Tuva Moodyson is working as a reporter at the local paper in the small Swedish town of Gavrik, where she relocated from London to care for her mother, when a body turns up in the woods. Similarities to the infamous 'Medusa' murders of the 90s strike fear into the heart of the locals, and Tuva, sensing the opportunity to beef up her CV for when she eventually escapes small-town life, begins investigating and is soon entangled in the hunt for a serial killer...
It's hard to pin down which is a bigger strength of this thriller: the tight plot which maintains the intrigue right until the final moments, or the strong personalities of both Tuva and the supporting cast of characters. I'm excited that Will Dean seems to be writing more of Tuva's adventures because I warmed to her so much; her own backstory is woven throughout and provides real motivation as she buries herself in the story. She's also queer and deaf, and it's so refreshing that, although those facts about her obviously feature and colour her experiences, it's not what the book is centred on. There's so many vivid characters in this book, from Tuva's friend Tammy, who runs a Thai food truck and keeps a gun for protection against racist customers, to the people who live in the forest and form the basis of Tuva's suspicions - the wood-carving sisters, the tree-hugging hoarder, the reclusive ghostwriter, the creepy taxi driver, and the Stepford-style rich couple. They were all painted so perfectly and, with some heart-stopping moments and constant about-faces thrown in for good measure, this is the thriller I didn't even know I was looking for.
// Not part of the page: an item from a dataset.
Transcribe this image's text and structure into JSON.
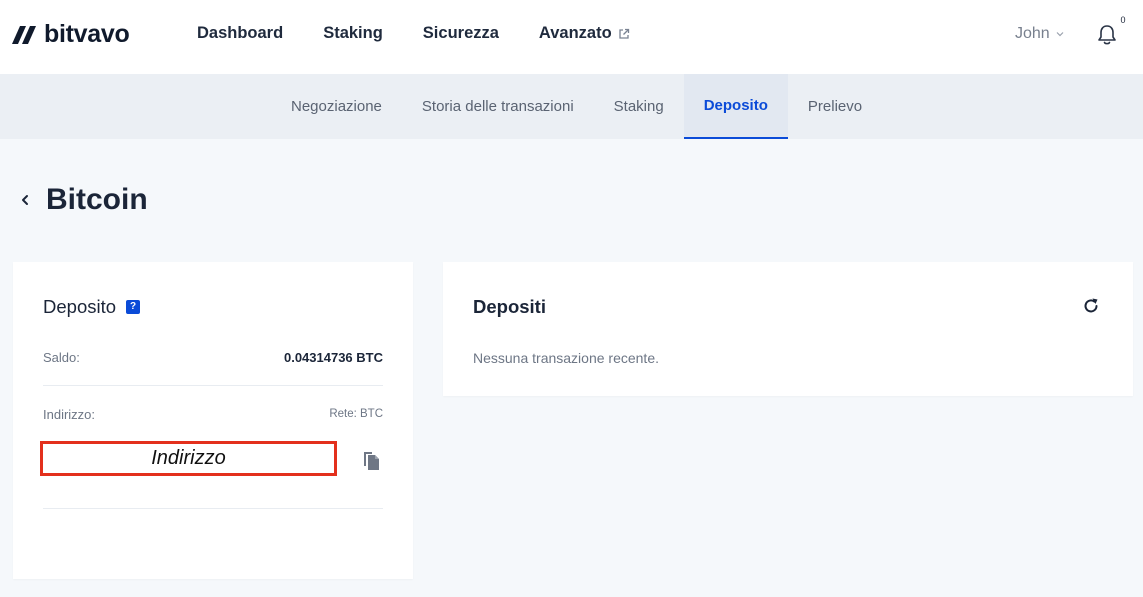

Disclaimer: This post contains affiliate links, which means that if you click on one of the product links and buy something, I may receive a small commission. Books marked with a * were provided by the publisher in exchange for an honest review.